It’s a Sermon on the Mount moment for Christians and some don’t even recognize it. A fb friend alerted me to this piece.
Three in ten (30%) Americans say they think it should be permissible for a small business owner in their state to refuse to provide services to gay or lesbian people if doing so violates their religious beliefs, while two-thirds (67%) say they should not be allowed to do so.
By contrast, there is generally less support for allowing small business owners to refuse to serve African Americans, Jews, Muslims, and atheists, if serving these groups would violate the owner’s religious beliefs. However, the number of Americans who support religiously based refusals to serve each of these groups has increased in the last five years.
Jesus seemed to have something to say about people we consider bad:
‘You have heard that it was said,
“An eye for an eye and a tooth for a tooth.”
But I say to you,
do not resist an evildoer.
But if anyone strikes you on the right cheek,
turn the other also;
and if anyone wants to sue you and take your coat,
give your cloak as well;
and if anyone forces you to go one mile,

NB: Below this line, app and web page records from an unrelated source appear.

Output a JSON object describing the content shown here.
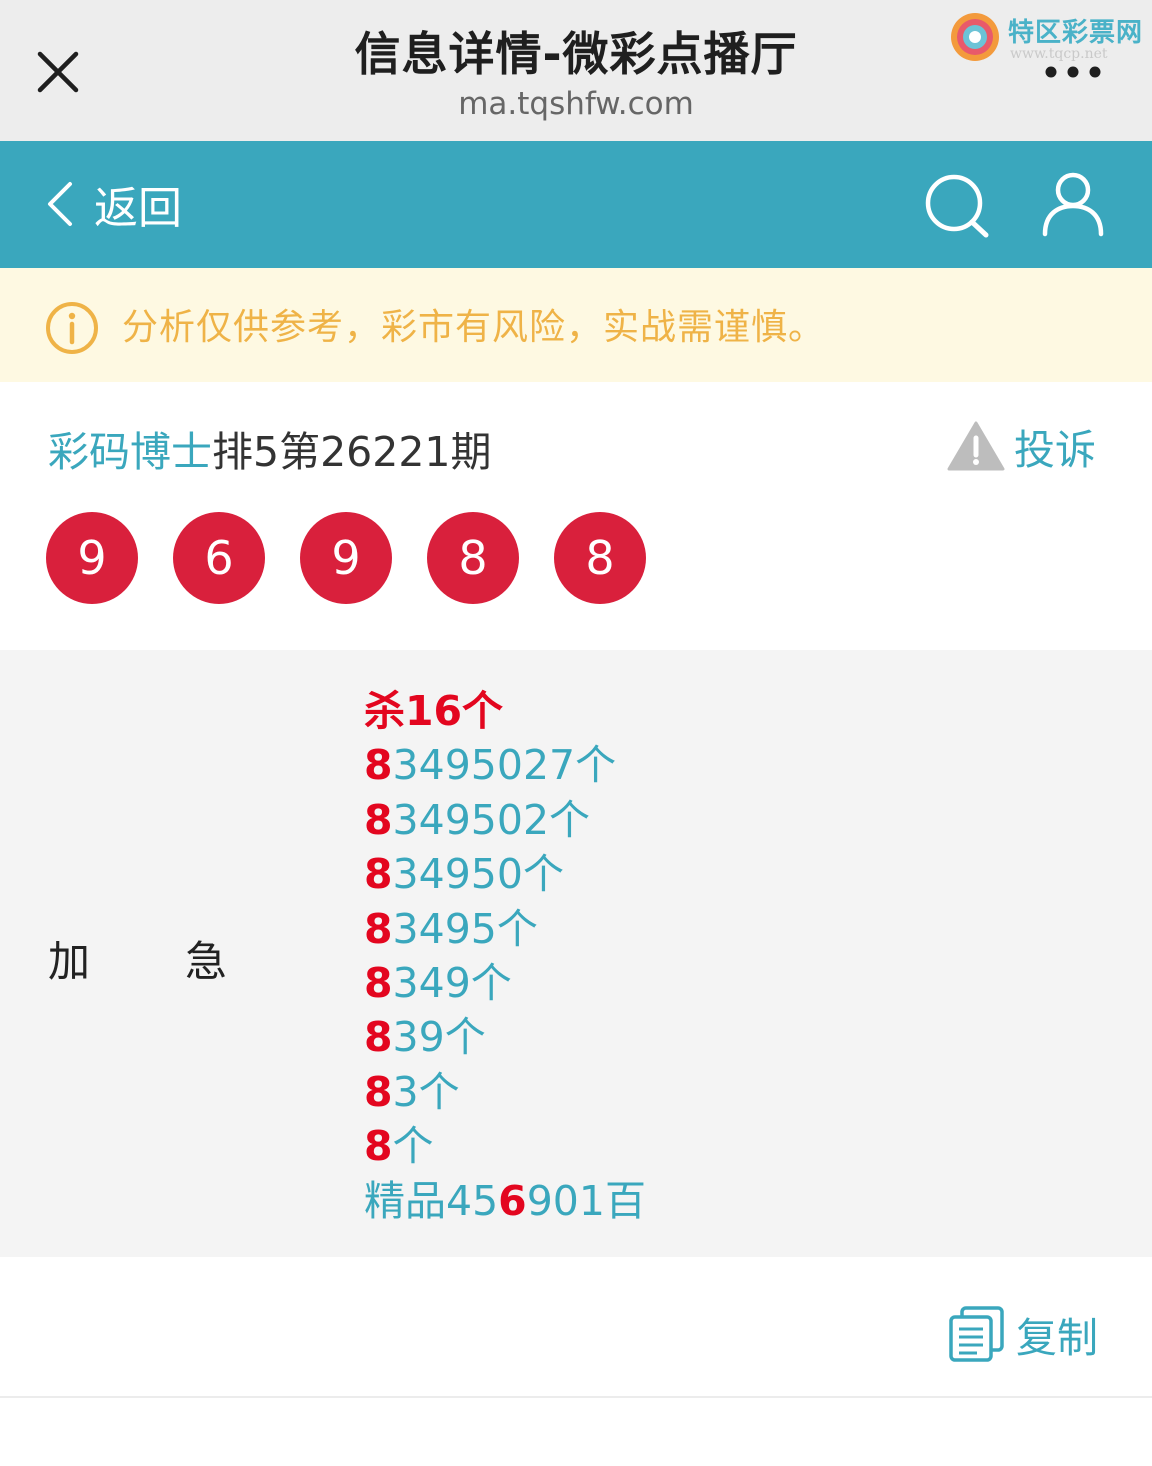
{
  "window": {
    "title": "信息详情-微彩点播厅",
    "url": "ma.tqshfw.com",
    "watermark": "特区彩票网",
    "watermark_sub": "www.tqcp.net"
  },
  "nav": {
    "back_label": "返回",
    "search_icon": "search-icon",
    "user_icon": "user-icon",
    "bg_color": "#3aa7bd"
  },
  "notice": {
    "text": "分析仅供参考，彩市有风险，实战需谨慎。",
    "icon": "info-icon",
    "text_color": "#efb347"
  },
  "post": {
    "author": "彩码博士",
    "issue": "排5第26221期",
    "complain_label": "投诉",
    "numbers": [
      "9",
      "6",
      "9",
      "8",
      "8"
    ]
  },
  "content": {
    "label_left": "加",
    "label_right": "急",
    "kill_line": "杀16个",
    "lines": [
      {
        "red": "8",
        "rest": "3495027个"
      },
      {
        "red": "8",
        "rest": "349502个"
      },
      {
        "red": "8",
        "rest": "34950个"
      },
      {
        "red": "8",
        "rest": "3495个"
      },
      {
        "red": "8",
        "rest": "349个"
      },
      {
        "red": "8",
        "rest": "39个"
      },
      {
        "red": "8",
        "rest": "3个"
      },
      {
        "red": "8",
        "rest": "个"
      }
    ],
    "final_line": {
      "prefix": "精品45",
      "red": "6",
      "suffix": "901百"
    }
  },
  "footer": {
    "copy_label": "复制"
  }
}
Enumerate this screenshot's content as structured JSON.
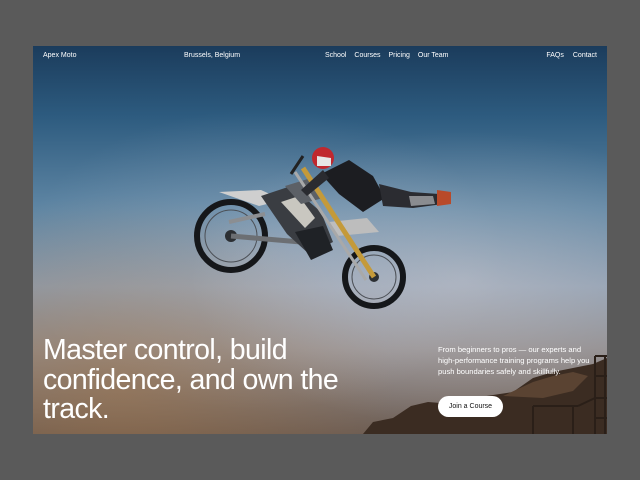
{
  "nav": {
    "brand": "Apex Moto",
    "location": "Brussels, Belgium",
    "menu": [
      "School",
      "Courses",
      "Pricing",
      "Our Team"
    ],
    "right": [
      "FAQs",
      "Contact"
    ]
  },
  "hero": {
    "headline": "Master control, build confidence, and own the track.",
    "description": "From beginners to pros — our experts and high-performance training programs help you push boundaries safely and skillfully.",
    "cta_label": "Join a Course",
    "image_subject": "motocross rider performing a mid-air jump",
    "colors": {
      "sky_top": "#1b3c5c",
      "sky_mid": "#5f86a4",
      "horizon": "#8d9db0",
      "ground": "#6d5d53",
      "cta_background": "#ffffff",
      "text": "#ffffff",
      "helmet": "#c0282e"
    }
  }
}
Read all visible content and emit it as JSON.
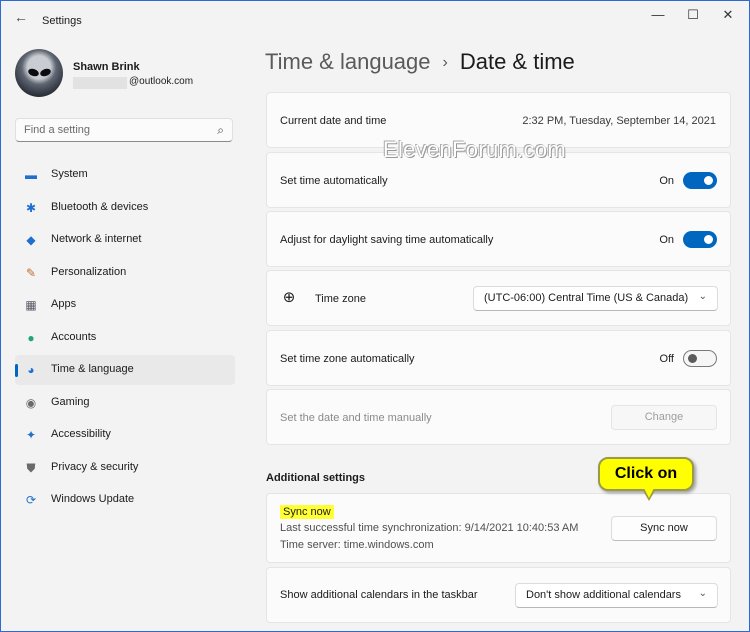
{
  "window": {
    "title": "Settings",
    "back_glyph": "←",
    "minimize_glyph": "—",
    "maximize_glyph": "☐",
    "close_glyph": "✕"
  },
  "profile": {
    "name": "Shawn Brink",
    "email_domain": "@outlook.com"
  },
  "search": {
    "placeholder": "Find a setting",
    "icon": "search-icon",
    "glyph": "⌕"
  },
  "sidebar": {
    "items": [
      {
        "label": "System",
        "icon": "monitor-icon",
        "glyph": "▬",
        "color": "#1f6fd1"
      },
      {
        "label": "Bluetooth & devices",
        "icon": "bluetooth-icon",
        "glyph": "✱",
        "color": "#1f6fd1"
      },
      {
        "label": "Network & internet",
        "icon": "wifi-icon",
        "glyph": "◆",
        "color": "#1f6fd1"
      },
      {
        "label": "Personalization",
        "icon": "brush-icon",
        "glyph": "✎",
        "color": "#c46a2a"
      },
      {
        "label": "Apps",
        "icon": "apps-icon",
        "glyph": "▦",
        "color": "#5a5a6a"
      },
      {
        "label": "Accounts",
        "icon": "person-icon",
        "glyph": "●",
        "color": "#22a37a"
      },
      {
        "label": "Time & language",
        "icon": "globe-clock-icon",
        "glyph": "◕",
        "color": "#1f6fd1"
      },
      {
        "label": "Gaming",
        "icon": "controller-icon",
        "glyph": "◉",
        "color": "#6a6a6a"
      },
      {
        "label": "Accessibility",
        "icon": "accessibility-icon",
        "glyph": "✦",
        "color": "#1f6fd1"
      },
      {
        "label": "Privacy & security",
        "icon": "shield-icon",
        "glyph": "⛊",
        "color": "#6a6a6a"
      },
      {
        "label": "Windows Update",
        "icon": "update-icon",
        "glyph": "⟳",
        "color": "#1f6fd1"
      }
    ],
    "active_index": 6
  },
  "breadcrumb": {
    "parent": "Time & language",
    "separator": "›",
    "current": "Date & time"
  },
  "main": {
    "current_date_label": "Current date and time",
    "current_date_value": "2:32 PM, Tuesday, September 14, 2021",
    "set_time_auto_label": "Set time automatically",
    "set_time_auto_state": "On",
    "dst_auto_label": "Adjust for daylight saving time automatically",
    "dst_auto_state": "On",
    "time_zone_label": "Time zone",
    "time_zone_value": "(UTC-06:00) Central Time (US & Canada)",
    "tz_icon_glyph": "⊕",
    "dropdown_chevron": "⌄",
    "set_tz_auto_label": "Set time zone automatically",
    "set_tz_auto_state": "Off",
    "manual_label": "Set the date and time manually",
    "manual_button": "Change",
    "additional_settings_title": "Additional settings",
    "sync_title": "Sync now",
    "last_sync": "Last successful time synchronization: 9/14/2021 10:40:53 AM",
    "time_server": "Time server: time.windows.com",
    "sync_button": "Sync now",
    "calendars_label": "Show additional calendars in the taskbar",
    "calendars_value": "Don't show additional calendars"
  },
  "overlay": {
    "watermark": "ElevenForum.com",
    "callout": "Click on"
  },
  "colors": {
    "accent": "#0067c0",
    "highlight": "#ffff33",
    "callout": "#ffff00",
    "window_border": "#2d6bd1"
  }
}
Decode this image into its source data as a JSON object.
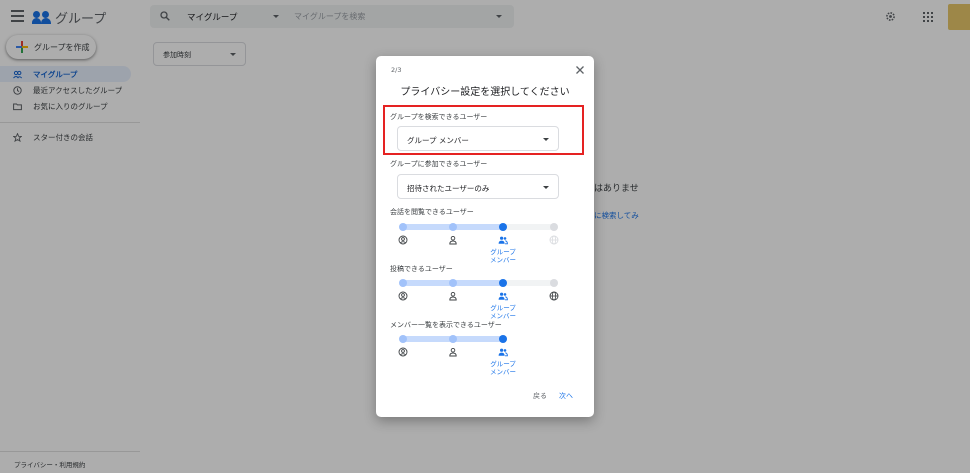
{
  "app": {
    "name": "グループ",
    "search_scope": "マイグループ",
    "search_placeholder": "マイグループを検索",
    "create_button": "グループを作成",
    "nav": [
      {
        "label": "マイグループ",
        "active": true,
        "icon": "groups-icon"
      },
      {
        "label": "最近アクセスしたグループ",
        "active": false,
        "icon": "clock-icon"
      },
      {
        "label": "お気に入りのグループ",
        "active": false,
        "icon": "folder-icon"
      }
    ],
    "starred": {
      "label": "スター付きの会話",
      "icon": "star-icon"
    },
    "footer": "プライバシー・利用規約",
    "filter": "参加時刻",
    "empty_message": "はありませ",
    "empty_link": "に検索してみ"
  },
  "dialog": {
    "step": "2/3",
    "title": "プライバシー設定を選択してください",
    "search_field": {
      "label": "グループを検索できるユーザー",
      "value": "グループ メンバー"
    },
    "join_field": {
      "label": "グループに参加できるユーザー",
      "value": "招待されたユーザーのみ"
    },
    "view_conversations": {
      "label": "会話を閲覧できるユーザー",
      "selected_label": "グループ メンバー",
      "selected_index": 2,
      "options": [
        "account-circle-icon",
        "person-icon",
        "group-icon",
        "globe-icon"
      ],
      "last_enabled": false
    },
    "post": {
      "label": "投稿できるユーザー",
      "selected_label": "グループ メンバー",
      "selected_index": 2,
      "options": [
        "account-circle-icon",
        "person-icon",
        "group-icon",
        "globe-icon"
      ],
      "last_enabled": true
    },
    "view_members": {
      "label": "メンバー一覧を表示できるユーザー",
      "selected_label": "グループ メンバー",
      "selected_index": 2,
      "options": [
        "account-circle-icon",
        "person-icon",
        "group-icon"
      ]
    },
    "back_button": "戻る",
    "next_button": "次へ"
  },
  "colors": {
    "accent": "#1a73e8",
    "highlight": "#e52222",
    "scrim": "rgba(0,0,0,0.32)"
  }
}
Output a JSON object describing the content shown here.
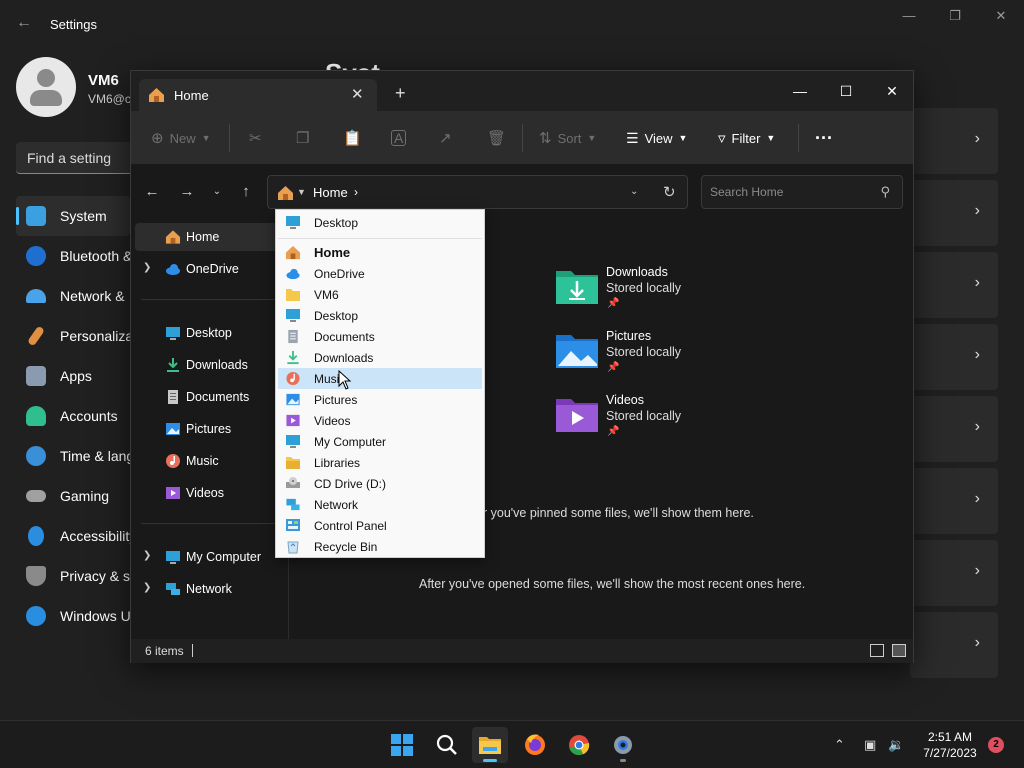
{
  "settings": {
    "title": "Settings",
    "user_name": "VM6",
    "user_email": "VM6@c",
    "search_placeholder": "Find a setting",
    "heading": "Syst",
    "nav": [
      {
        "label": "System"
      },
      {
        "label": "Bluetooth &"
      },
      {
        "label": "Network &"
      },
      {
        "label": "Personaliza"
      },
      {
        "label": "Apps"
      },
      {
        "label": "Accounts"
      },
      {
        "label": "Time & lang"
      },
      {
        "label": "Gaming"
      },
      {
        "label": "Accessibility"
      },
      {
        "label": "Privacy & se"
      },
      {
        "label": "Windows U"
      }
    ],
    "accent_color": "#4cc2ff"
  },
  "explorer": {
    "tab_label": "Home",
    "toolbar": {
      "new_label": "New",
      "sort_label": "Sort",
      "view_label": "View",
      "filter_label": "Filter",
      "more_label": "···"
    },
    "address": {
      "crumb": "Home"
    },
    "search_placeholder": "Search Home",
    "sidebar": {
      "home": "Home",
      "onedrive": "OneDrive",
      "pinned": [
        {
          "label": "Desktop"
        },
        {
          "label": "Downloads"
        },
        {
          "label": "Documents"
        },
        {
          "label": "Pictures"
        },
        {
          "label": "Music"
        },
        {
          "label": "Videos"
        }
      ],
      "my_computer": "My Computer",
      "network": "Network"
    },
    "quick_access": [
      {
        "name": "Downloads",
        "sub": "Stored locally"
      },
      {
        "name": "Pictures",
        "sub": "Stored locally"
      },
      {
        "name": "Videos",
        "sub": "Stored locally"
      }
    ],
    "pinned_msg": "r you've pinned some files, we'll show them here.",
    "recent_msg": "After you've opened some files, we'll show the most recent ones here.",
    "status_count": "6 items"
  },
  "menu": {
    "top": "Desktop",
    "items": [
      {
        "label": "Home"
      },
      {
        "label": "OneDrive"
      },
      {
        "label": "VM6"
      },
      {
        "label": "Desktop"
      },
      {
        "label": "Documents"
      },
      {
        "label": "Downloads"
      },
      {
        "label": "Music"
      },
      {
        "label": "Pictures"
      },
      {
        "label": "Videos"
      },
      {
        "label": "My Computer"
      },
      {
        "label": "Libraries"
      },
      {
        "label": "CD Drive (D:)"
      },
      {
        "label": "Network"
      },
      {
        "label": "Control Panel"
      },
      {
        "label": "Recycle Bin"
      }
    ],
    "highlight_color": "#cce4f7"
  },
  "taskbar": {
    "time": "2:51 AM",
    "date": "7/27/2023",
    "notification_count": "2"
  }
}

go also the second mile. (Matthew 5:39-42)
The Lord would seem to suggest that when a same-sex couple asks a Christian baker for a wedding cake, a believer is obligated to provide a two-for-one opportunity.
There doesn’t really seem to be any other way out. The worst case scenario (one I disagree with) is that people who disagree with us are evildoers. In that situation we are obligated by the teaching of Jesus to go that extra mile. More often, people who think, live, or love differently are far milder than the worst evildoers. They might even be more virtuous than us. The solution seems the same. We offer our service in duplicate.
Why? Because people who are different from us don’t contaminate us. Small-hearted individuals have no influence to build the Reign of God. They can only give a tattered witness of their Lord. Their morality is narcissistic. If they persist, they are unfit for duty in the field hospital, the peripheries, and the wilderness. They will sit at their small table with a few confreres and demand to be serviced. They typify the Church of Maintenance. They have abandoned the mission.
Personal holiness is a discipline we work in cooperation with God. But it is not the end point of the Gospel. Jesus entrusted his disciples with a mission to preach to and baptize the whole world. All creation, if you take the Mark 16 mandatum. We don’t set aside aspirations for holiness, but in the greater context, Christians have received a wider and greater aim.